* What the task asks *
Extract, from the records beneath this instruction, each line that contains the word "Fiyatları".

+++ Material to process +++

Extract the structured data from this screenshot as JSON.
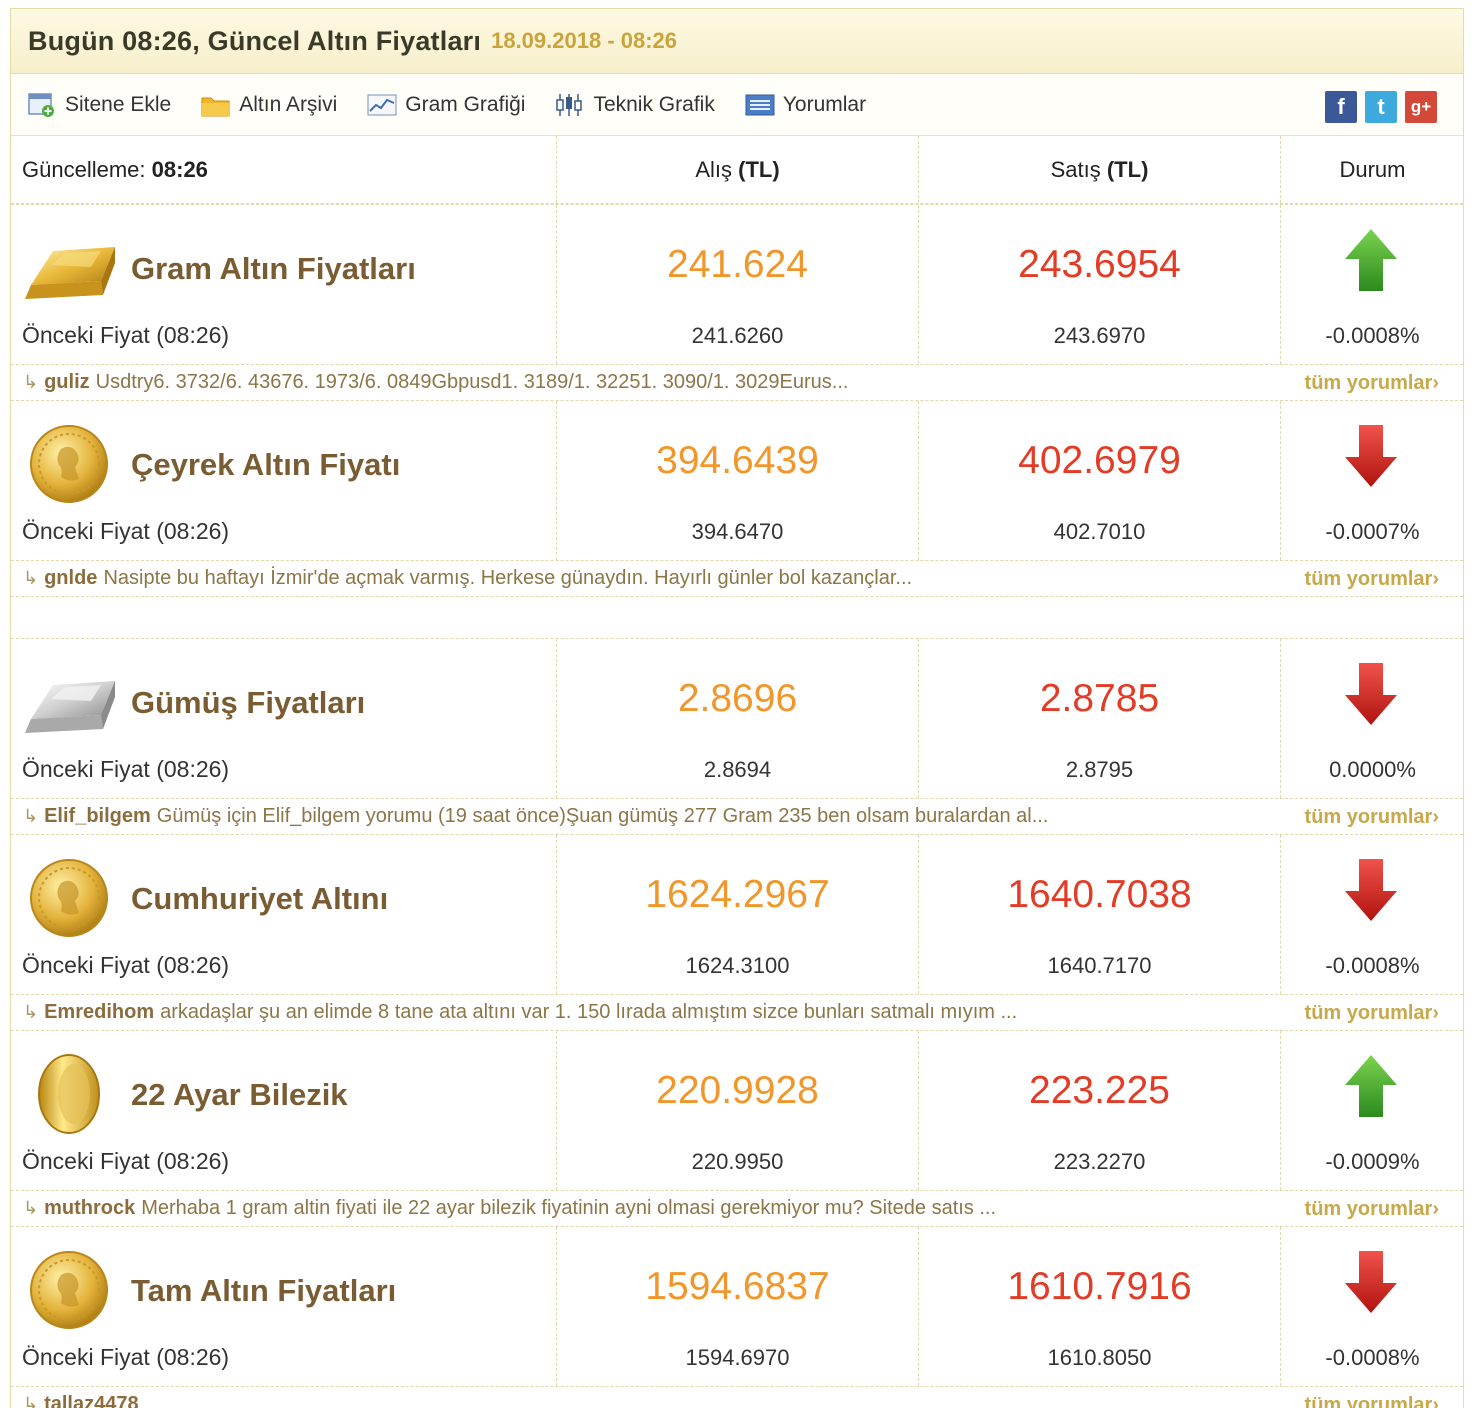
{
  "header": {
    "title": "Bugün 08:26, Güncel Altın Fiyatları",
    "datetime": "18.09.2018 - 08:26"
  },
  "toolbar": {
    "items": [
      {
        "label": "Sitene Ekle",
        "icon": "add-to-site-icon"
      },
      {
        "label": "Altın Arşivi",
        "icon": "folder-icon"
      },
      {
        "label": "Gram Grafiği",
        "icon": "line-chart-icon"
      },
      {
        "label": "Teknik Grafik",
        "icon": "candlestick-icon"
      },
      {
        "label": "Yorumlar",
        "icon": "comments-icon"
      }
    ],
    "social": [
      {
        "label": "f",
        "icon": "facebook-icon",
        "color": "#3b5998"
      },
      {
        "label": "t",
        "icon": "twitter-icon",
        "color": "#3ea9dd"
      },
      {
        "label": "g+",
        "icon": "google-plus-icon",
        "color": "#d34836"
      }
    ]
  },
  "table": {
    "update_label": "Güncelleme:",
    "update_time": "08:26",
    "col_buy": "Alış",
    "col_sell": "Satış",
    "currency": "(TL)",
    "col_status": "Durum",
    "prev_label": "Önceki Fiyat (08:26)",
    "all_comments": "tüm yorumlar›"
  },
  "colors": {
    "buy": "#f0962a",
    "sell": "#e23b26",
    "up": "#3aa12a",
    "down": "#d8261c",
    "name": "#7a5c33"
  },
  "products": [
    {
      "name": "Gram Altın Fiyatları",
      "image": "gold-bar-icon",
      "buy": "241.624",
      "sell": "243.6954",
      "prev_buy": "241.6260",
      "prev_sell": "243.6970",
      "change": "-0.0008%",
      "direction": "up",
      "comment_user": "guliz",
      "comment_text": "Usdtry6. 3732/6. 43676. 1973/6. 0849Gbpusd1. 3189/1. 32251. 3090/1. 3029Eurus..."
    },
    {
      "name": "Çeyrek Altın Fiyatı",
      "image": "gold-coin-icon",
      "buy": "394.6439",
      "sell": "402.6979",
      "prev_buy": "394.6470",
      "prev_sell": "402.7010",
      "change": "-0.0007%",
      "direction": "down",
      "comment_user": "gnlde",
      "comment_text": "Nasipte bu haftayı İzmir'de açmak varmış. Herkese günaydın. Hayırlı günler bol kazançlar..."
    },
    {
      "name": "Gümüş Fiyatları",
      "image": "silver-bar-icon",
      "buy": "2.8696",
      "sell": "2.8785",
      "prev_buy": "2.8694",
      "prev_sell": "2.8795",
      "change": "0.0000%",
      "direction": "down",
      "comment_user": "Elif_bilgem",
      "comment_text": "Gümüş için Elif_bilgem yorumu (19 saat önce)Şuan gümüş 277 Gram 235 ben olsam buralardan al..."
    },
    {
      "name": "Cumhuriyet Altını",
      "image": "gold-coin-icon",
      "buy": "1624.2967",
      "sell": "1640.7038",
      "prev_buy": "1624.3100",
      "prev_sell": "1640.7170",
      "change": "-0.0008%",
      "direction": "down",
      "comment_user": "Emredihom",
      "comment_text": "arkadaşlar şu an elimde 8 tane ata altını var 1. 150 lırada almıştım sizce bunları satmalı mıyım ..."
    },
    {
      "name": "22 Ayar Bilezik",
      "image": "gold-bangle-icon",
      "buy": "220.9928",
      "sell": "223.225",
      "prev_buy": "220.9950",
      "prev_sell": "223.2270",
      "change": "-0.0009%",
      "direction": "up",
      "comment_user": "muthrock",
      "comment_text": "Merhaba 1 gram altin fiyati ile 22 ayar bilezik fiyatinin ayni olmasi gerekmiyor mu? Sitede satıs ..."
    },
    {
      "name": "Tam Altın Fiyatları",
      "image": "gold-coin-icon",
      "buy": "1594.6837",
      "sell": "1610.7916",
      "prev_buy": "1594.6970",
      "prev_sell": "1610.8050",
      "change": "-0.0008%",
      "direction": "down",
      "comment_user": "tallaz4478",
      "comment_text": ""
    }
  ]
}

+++
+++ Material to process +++

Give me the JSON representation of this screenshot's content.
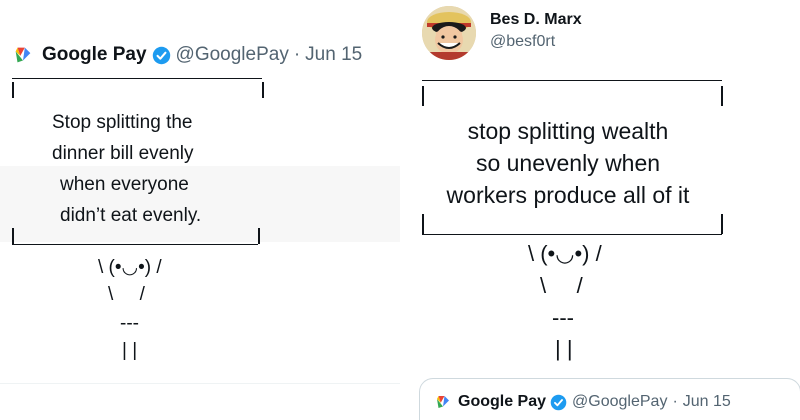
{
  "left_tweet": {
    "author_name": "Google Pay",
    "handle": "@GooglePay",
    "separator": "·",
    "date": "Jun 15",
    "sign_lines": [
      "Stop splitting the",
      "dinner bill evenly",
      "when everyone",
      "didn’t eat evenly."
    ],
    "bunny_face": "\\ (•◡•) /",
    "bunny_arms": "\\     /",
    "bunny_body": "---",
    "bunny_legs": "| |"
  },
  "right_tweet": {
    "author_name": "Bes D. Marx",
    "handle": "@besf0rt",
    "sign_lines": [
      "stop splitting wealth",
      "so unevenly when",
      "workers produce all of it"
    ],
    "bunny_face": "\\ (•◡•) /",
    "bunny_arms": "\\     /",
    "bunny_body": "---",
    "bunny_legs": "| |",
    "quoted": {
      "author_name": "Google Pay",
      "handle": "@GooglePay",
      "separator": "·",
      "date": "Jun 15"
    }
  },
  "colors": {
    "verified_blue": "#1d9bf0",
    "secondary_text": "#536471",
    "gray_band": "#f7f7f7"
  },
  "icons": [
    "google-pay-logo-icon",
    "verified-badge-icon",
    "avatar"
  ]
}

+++

* Answer for the task *
    "title": "Bugün 08:26, Güncel Altın Fiyatları",
      "name": "Gram Altın Fiyatları",
      "name": "Gümüş Fiyatları",
      "name": "Tam Altın Fiyatları",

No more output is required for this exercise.